"Zionists understand nothing but the language of force, so the Palestinians must increase their power and resistance to force the criminals to surrender and stop their brutal acts," Ayatollah Khamenei said.
Israel intensified its air strikes on Gaza on Tuesday as rocket barrages hit Israeli towns for a second day in a deepening conflict in which at least 28 people in the Palestinian enclave and two in Israel have been killed.
On Monday, the United Nations Security Council held emergency consultations Monday on escalating violence in east Jerusalem and was considering a proposed statement calling on Israel to cease evictions and calling for “restraint” and respect for “the historic status quo at the holy sites.”
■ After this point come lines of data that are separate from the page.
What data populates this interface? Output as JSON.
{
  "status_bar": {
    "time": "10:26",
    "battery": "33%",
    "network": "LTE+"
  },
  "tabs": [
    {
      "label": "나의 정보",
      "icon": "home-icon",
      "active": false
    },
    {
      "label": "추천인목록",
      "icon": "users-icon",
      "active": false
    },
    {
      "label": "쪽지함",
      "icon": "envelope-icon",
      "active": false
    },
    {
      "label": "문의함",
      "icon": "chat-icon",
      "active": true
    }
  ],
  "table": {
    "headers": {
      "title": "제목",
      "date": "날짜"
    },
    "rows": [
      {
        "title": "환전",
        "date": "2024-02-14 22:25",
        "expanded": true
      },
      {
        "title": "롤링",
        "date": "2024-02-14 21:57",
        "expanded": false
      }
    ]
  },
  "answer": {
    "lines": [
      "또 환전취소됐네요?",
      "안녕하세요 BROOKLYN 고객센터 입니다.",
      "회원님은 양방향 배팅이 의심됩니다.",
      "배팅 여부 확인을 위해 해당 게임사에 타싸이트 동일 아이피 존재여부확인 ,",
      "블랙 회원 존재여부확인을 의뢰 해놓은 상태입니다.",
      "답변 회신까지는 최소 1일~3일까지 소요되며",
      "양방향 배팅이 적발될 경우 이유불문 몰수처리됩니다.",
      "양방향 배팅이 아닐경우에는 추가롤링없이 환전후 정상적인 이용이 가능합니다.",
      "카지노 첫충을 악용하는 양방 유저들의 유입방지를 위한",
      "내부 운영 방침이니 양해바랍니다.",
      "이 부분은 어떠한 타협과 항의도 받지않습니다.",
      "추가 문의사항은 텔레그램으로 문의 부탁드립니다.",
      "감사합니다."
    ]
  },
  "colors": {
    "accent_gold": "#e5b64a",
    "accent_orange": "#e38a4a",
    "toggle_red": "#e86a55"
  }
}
Ireland’s UN ambassador, Geraldine Byrne Nason, who joined in calling for the emergency meeting, said that “the Security Council should urgently speak out, and we hope that it will be able to do so today.”
Council diplomats said all 15 members expressed concern at the clashes and rising violence but the United States, Israel’s closest ally, said a statement might not be useful at this time.
Also on Monday, the United States strongly condemned the rocket fire from Gaza toward Israel, describing it as an "unacceptable escalation."
Prior to meeting with Jordanian Foreign Minister Ayman Safadi, U.S. Secretary of State Antony Blinken said that the United States is "deeply concerned" both about the rocket attacks from Gaza "that need to stop immediately," and the "violence, provocative actions in and around the Haram al-Sharif/Temple Mount."